Entries taken from a collection
·····

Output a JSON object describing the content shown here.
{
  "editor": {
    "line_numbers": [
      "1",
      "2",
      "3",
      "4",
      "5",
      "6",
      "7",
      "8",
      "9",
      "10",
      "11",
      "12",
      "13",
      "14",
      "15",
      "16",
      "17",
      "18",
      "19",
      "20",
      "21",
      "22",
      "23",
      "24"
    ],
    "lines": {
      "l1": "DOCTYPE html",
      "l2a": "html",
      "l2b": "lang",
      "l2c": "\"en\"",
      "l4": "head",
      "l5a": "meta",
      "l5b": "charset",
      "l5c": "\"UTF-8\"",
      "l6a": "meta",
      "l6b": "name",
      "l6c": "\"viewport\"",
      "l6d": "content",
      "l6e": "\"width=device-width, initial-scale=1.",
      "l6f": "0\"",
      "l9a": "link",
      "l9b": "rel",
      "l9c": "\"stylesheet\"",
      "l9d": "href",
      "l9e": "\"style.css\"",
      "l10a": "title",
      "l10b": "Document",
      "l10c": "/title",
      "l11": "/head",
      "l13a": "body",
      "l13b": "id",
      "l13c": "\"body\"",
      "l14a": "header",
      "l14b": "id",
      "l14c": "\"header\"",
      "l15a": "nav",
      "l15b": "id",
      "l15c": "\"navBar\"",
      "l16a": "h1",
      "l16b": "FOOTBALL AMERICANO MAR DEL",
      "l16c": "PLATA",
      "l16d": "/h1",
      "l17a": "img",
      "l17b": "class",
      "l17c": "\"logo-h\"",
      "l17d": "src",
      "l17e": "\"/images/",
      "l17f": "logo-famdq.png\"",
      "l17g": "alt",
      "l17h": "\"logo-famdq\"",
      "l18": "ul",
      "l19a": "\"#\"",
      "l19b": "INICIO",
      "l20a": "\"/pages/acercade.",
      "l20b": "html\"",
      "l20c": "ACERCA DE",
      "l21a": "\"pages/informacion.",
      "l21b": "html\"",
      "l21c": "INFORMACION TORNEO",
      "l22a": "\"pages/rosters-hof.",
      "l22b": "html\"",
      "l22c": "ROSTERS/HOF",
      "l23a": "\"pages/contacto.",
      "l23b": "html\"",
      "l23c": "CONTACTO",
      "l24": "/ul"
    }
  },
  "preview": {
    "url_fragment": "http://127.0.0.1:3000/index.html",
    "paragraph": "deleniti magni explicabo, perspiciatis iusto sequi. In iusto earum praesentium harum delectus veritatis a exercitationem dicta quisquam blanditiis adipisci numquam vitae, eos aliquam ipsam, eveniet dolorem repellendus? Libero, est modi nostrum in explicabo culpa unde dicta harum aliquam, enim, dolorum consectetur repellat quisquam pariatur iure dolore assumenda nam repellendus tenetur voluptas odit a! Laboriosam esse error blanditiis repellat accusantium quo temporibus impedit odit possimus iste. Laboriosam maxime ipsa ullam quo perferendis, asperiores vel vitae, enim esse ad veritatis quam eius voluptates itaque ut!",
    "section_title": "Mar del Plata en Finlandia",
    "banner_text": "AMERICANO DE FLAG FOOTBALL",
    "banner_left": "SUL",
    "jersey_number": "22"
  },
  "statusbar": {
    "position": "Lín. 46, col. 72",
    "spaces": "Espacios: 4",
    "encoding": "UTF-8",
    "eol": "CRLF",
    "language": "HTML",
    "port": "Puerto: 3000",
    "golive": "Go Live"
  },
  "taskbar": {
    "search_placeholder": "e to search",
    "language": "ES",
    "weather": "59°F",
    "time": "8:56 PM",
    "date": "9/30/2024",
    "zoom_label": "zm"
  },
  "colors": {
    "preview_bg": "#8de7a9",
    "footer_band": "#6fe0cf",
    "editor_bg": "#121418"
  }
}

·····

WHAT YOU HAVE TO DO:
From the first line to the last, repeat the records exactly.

FINISHED TASK:
Output a JSON object describing the content shown here.
{
  "editor": {
    "line_numbers": [
      "1",
      "2",
      "3",
      "4",
      "5",
      "6",
      "7",
      "8",
      "9",
      "10",
      "11",
      "12",
      "13",
      "14",
      "15",
      "16",
      "17",
      "18",
      "19",
      "20",
      "21",
      "22",
      "23",
      "24"
    ],
    "lines": {
      "l1": "DOCTYPE html",
      "l2a": "html",
      "l2b": "lang",
      "l2c": "\"en\"",
      "l4": "head",
      "l5a": "meta",
      "l5b": "charset",
      "l5c": "\"UTF-8\"",
      "l6a": "meta",
      "l6b": "name",
      "l6c": "\"viewport\"",
      "l6d": "content",
      "l6e": "\"width=device-width, initial-scale=1.",
      "l6f": "0\"",
      "l9a": "link",
      "l9b": "rel",
      "l9c": "\"stylesheet\"",
      "l9d": "href",
      "l9e": "\"style.css\"",
      "l10a": "title",
      "l10b": "Document",
      "l10c": "/title",
      "l11": "/head",
      "l13a": "body",
      "l13b": "id",
      "l13c": "\"body\"",
      "l14a": "header",
      "l14b": "id",
      "l14c": "\"header\"",
      "l15a": "nav",
      "l15b": "id",
      "l15c": "\"navBar\"",
      "l16a": "h1",
      "l16b": "FOOTBALL AMERICANO MAR DEL",
      "l16c": "PLATA",
      "l16d": "/h1",
      "l17a": "img",
      "l17b": "class",
      "l17c": "\"logo-h\"",
      "l17d": "src",
      "l17e": "\"/images/",
      "l17f": "logo-famdq.png\"",
      "l17g": "alt",
      "l17h": "\"logo-famdq\"",
      "l18": "ul",
      "l19a": "\"#\"",
      "l19b": "INICIO",
      "l20a": "\"/pages/acercade.",
      "l20b": "html\"",
      "l20c": "ACERCA DE",
      "l21a": "\"pages/informacion.",
      "l21b": "html\"",
      "l21c": "INFORMACION TORNEO",
      "l22a": "\"pages/rosters-hof.",
      "l22b": "html\"",
      "l22c": "ROSTERS/HOF",
      "l23a": "\"pages/contacto.",
      "l23b": "html\"",
      "l23c": "CONTACTO",
      "l24": "/ul"
    }
  },
  "preview": {
    "url_fragment": "http://127.0.0.1:3000/index.html",
    "paragraph": "deleniti magni explicabo, perspiciatis iusto sequi. In iusto earum praesentium harum delectus veritatis a exercitationem dicta quisquam blanditiis adipisci numquam vitae, eos aliquam ipsam, eveniet dolorem repellendus? Libero, est modi nostrum in explicabo culpa unde dicta harum aliquam, enim, dolorum consectetur repellat quisquam pariatur iure dolore assumenda nam repellendus tenetur voluptas odit a! Laboriosam esse error blanditiis repellat accusantium quo temporibus impedit odit possimus iste. Laboriosam maxime ipsa ullam quo perferendis, asperiores vel vitae, enim esse ad veritatis quam eius voluptates itaque ut!",
    "section_title": "Mar del Plata en Finlandia",
    "banner_text": "AMERICANO DE FLAG FOOTBALL",
    "banner_left": "SUL",
    "jersey_number": "22"
  },
  "statusbar": {
    "position": "Lín. 46, col. 72",
    "spaces": "Espacios: 4",
    "encoding": "UTF-8",
    "eol": "CRLF",
    "language": "HTML",
    "port": "Puerto: 3000",
    "golive": "Go Live"
  },
  "taskbar": {
    "search_placeholder": "e to search",
    "language": "ES",
    "weather": "59°F",
    "time": "8:56 PM",
    "date": "9/30/2024",
    "zoom_label": "zm"
  },
  "colors": {
    "preview_bg": "#8de7a9",
    "footer_band": "#6fe0cf",
    "editor_bg": "#121418"
  }
}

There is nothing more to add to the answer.